Just Start Doing the Job.
There are lots of people looking for work right now.
And there are also many people trying to position themselves for a promotion.
If you want to have the advantage here are some ideas:
Do your first month on the job before you get to the interview
Learn everything you can about the company, the people, the competition, the customers and the market.
Go into your interview with your deliverables:
- An assessment of the current state
- Challenges and opportunities
- A desired outcome description of the future state
- A straw-man list of strategic priorities
- Key initiatives to fill the gap
- A list of problems to be solved
- A list of key communications necessary to support the work
This give you three advantages:
1. It is a great way to demonstrate that you get the requirements and you are able to work at the right level. You are showing you are not going to get lost in the detail, and will focus on those elements of the role that will have the biggest impact on the business.
2. It shows them how you think and work. It’s hard to know people in an interview. Your work will give them a way to really understand how you will perform. This will make them comfortable about what they will “get” if the get you. That gives you a leg up.
3. You will have already added value to their business. If you do this well, they will see you in the job, doing the job, and will get addicted to the work you are doing. So they will want you to keep doing it!
Work this into the interview and conversation
During the interview, present your work, ask questions about it and get feedback. It’s pretty easy to work it in. Sure you have to answer their questions, but not for the whole time.
When someone asks, “How would you handle this?” or “What have you done?” you can say,
“Well actually, I did an assessment of the business and I found two key areas that I believe need significant attention. Could I ask you some questions about that to see if I got this right?…”
Bring in External Feedback
Make sure to bring in an external, customer-experience, outside voice into your evaluation of the business.
There are many good reasons for this:
- It makes you appear really smart — you come across like an industry expert.
- Having information about customer, competitor, analyst and media reactions to the business shows that you know where the real drivers for the business are.
- Having a broad set of external inputs shows that you have a strong personal network that you can use for other things.
- They are not hearing this from most of the other internal candidates who are coming to the interview with an internal view.
- They are not hearing this from all of the external candidates either – it’s a real chance to stand out.
Caution: It’s not about what you have done
The underlying thought in all of this is that you don’t want to be talking about what you have done as much as how you will DO the job you are interviewing for.

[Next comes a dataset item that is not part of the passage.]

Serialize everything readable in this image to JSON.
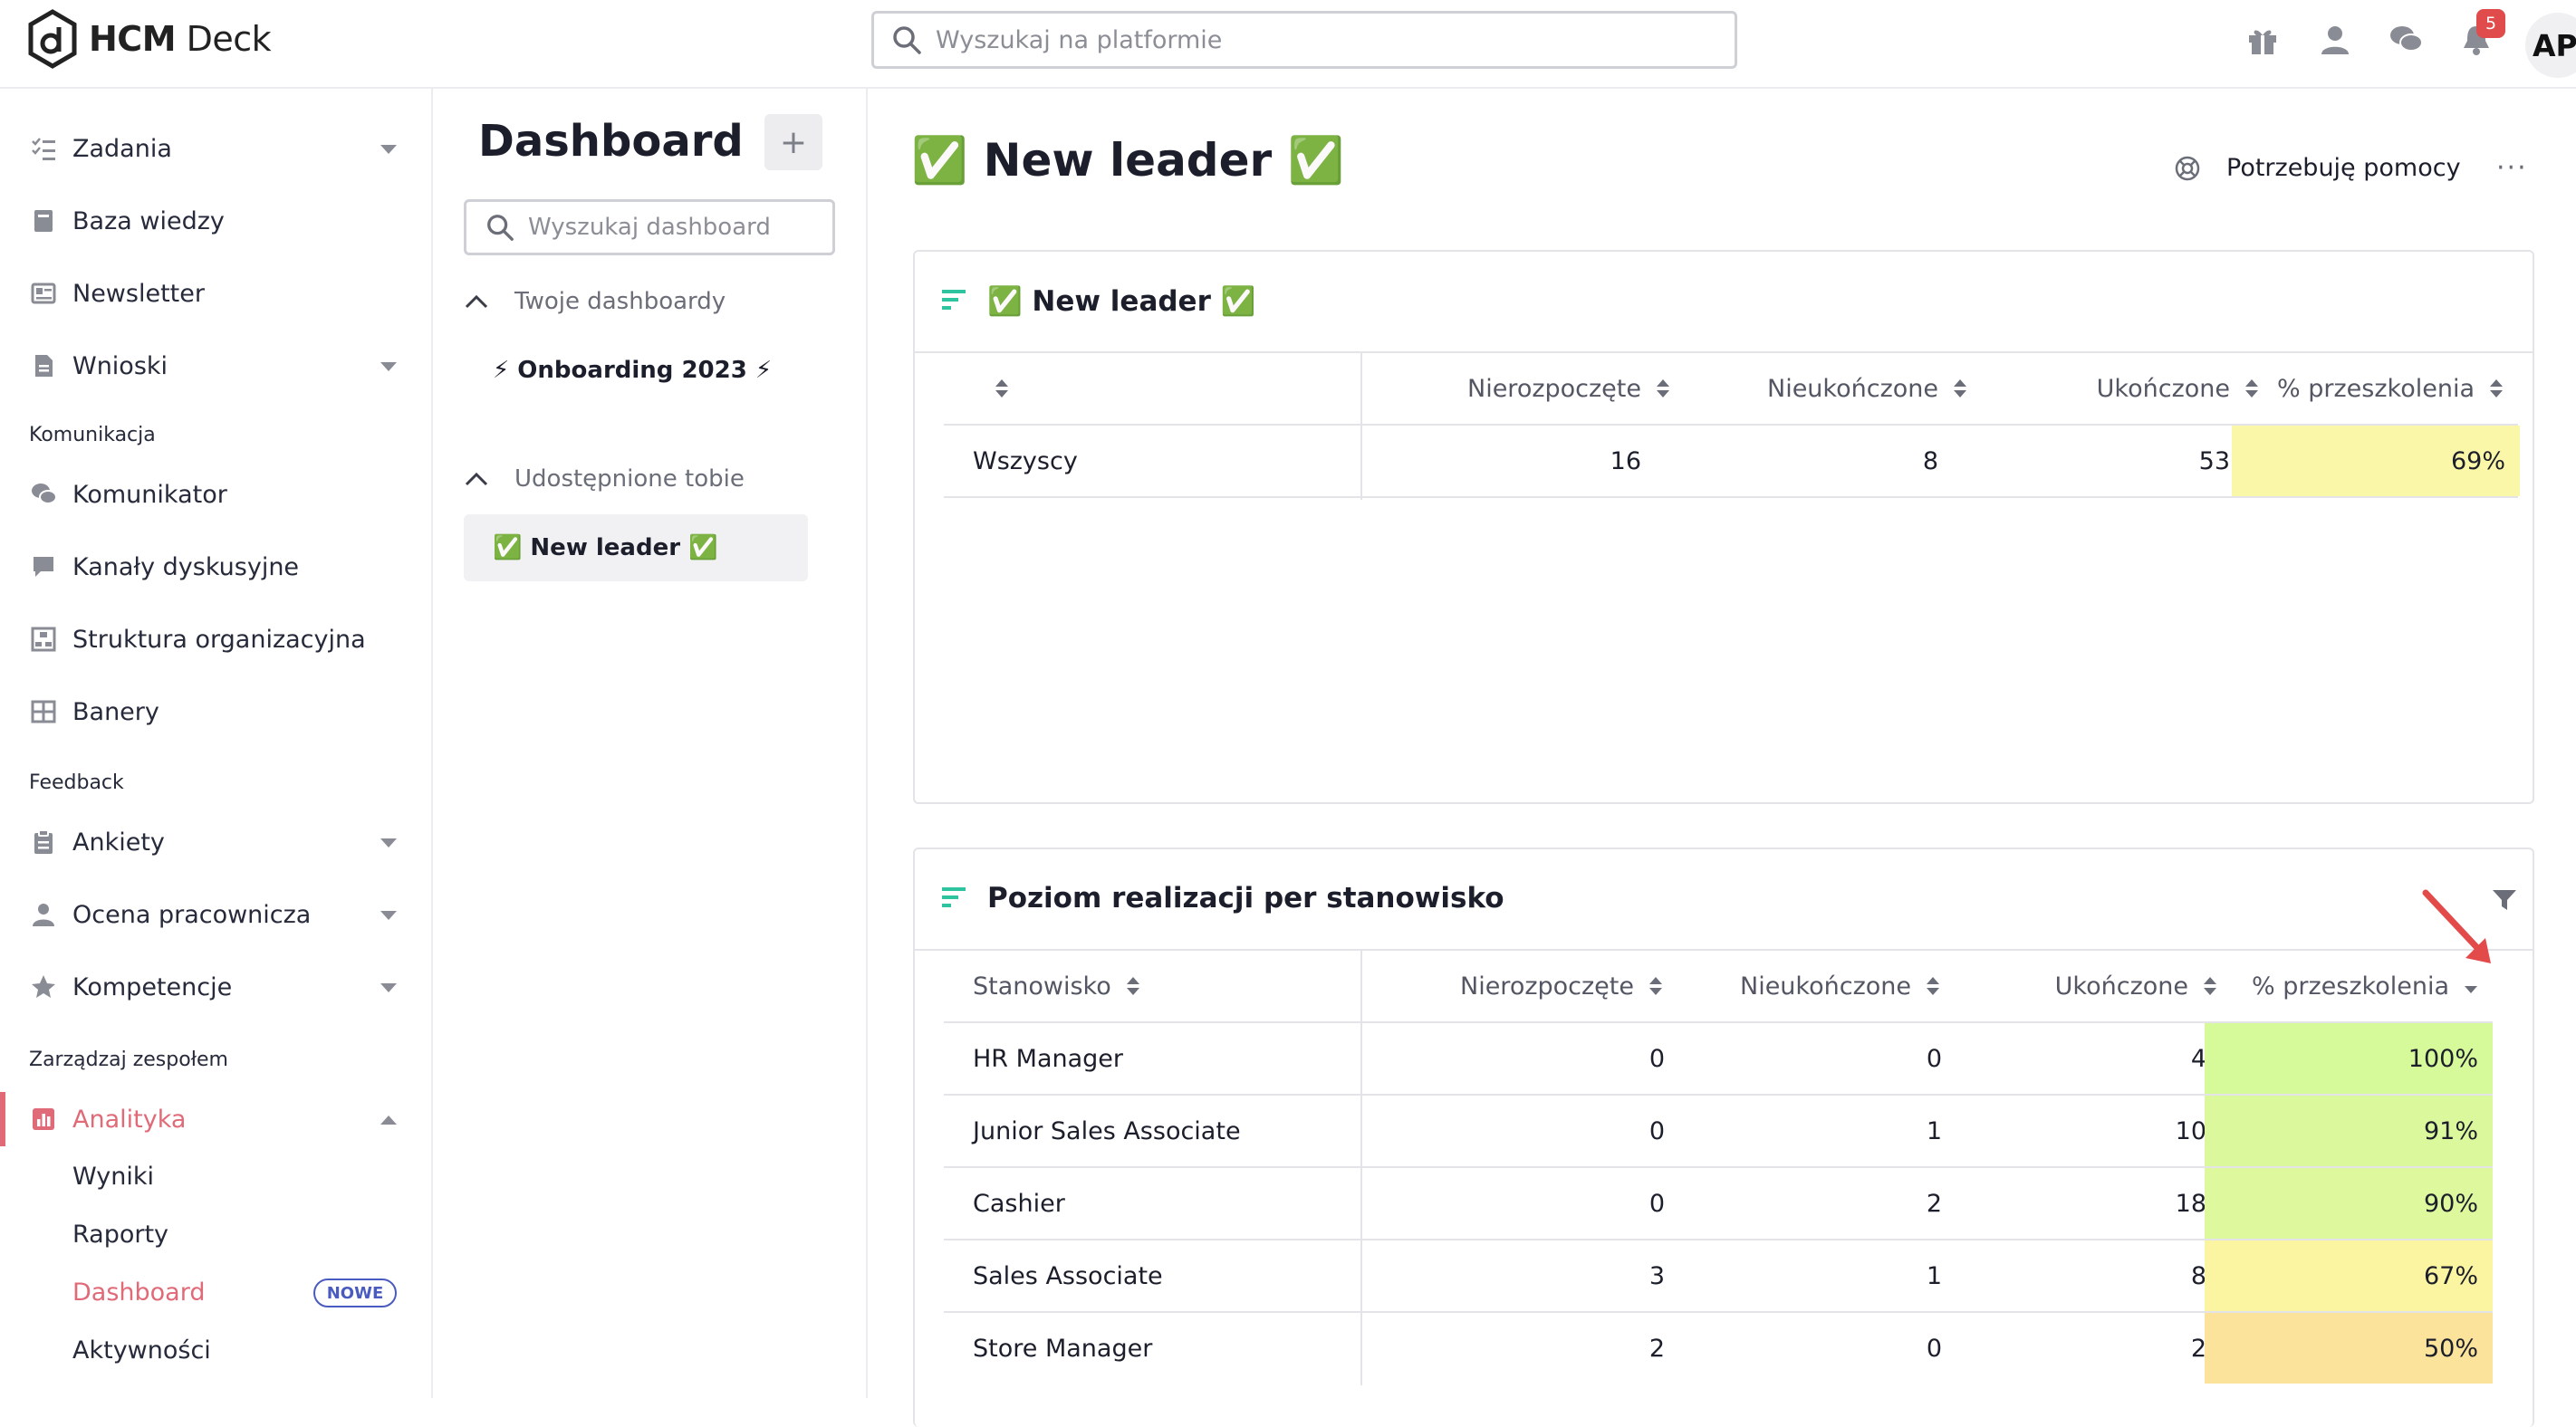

Doing the job ahead of time ensures that you will come across as someone who is not resting on their past laurels, and that your past skills will translate to be effective in what the new job requires.